==== Data extracts ====

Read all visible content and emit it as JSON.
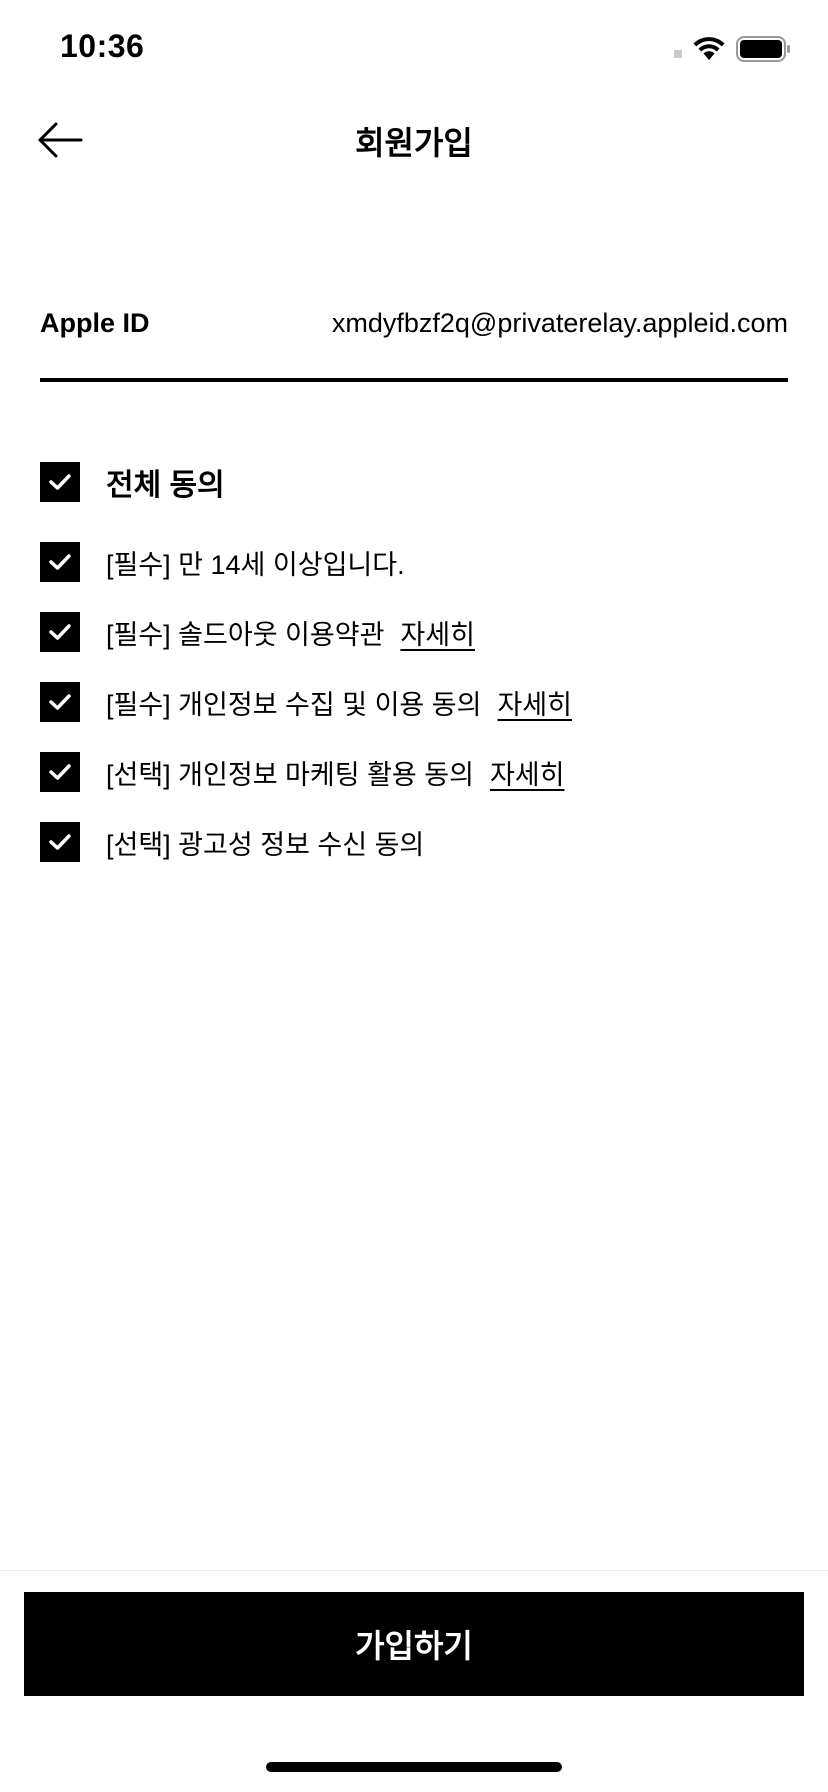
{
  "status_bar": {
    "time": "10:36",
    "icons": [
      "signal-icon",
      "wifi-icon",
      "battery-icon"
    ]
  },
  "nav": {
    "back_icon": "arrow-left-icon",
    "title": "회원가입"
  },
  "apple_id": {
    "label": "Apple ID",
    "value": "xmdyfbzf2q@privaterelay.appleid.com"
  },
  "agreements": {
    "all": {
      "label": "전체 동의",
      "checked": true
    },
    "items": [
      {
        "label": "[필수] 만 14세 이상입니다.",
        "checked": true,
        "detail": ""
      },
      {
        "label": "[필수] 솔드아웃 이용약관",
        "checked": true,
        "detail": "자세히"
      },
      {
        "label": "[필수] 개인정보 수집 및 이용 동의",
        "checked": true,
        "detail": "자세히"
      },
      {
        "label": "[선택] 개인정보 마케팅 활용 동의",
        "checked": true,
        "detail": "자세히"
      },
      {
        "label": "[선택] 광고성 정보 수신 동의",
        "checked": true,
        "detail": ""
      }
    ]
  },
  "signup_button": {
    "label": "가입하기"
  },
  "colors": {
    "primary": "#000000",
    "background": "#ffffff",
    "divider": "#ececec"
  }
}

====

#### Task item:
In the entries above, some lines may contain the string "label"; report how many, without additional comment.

#### Solution for this task:
8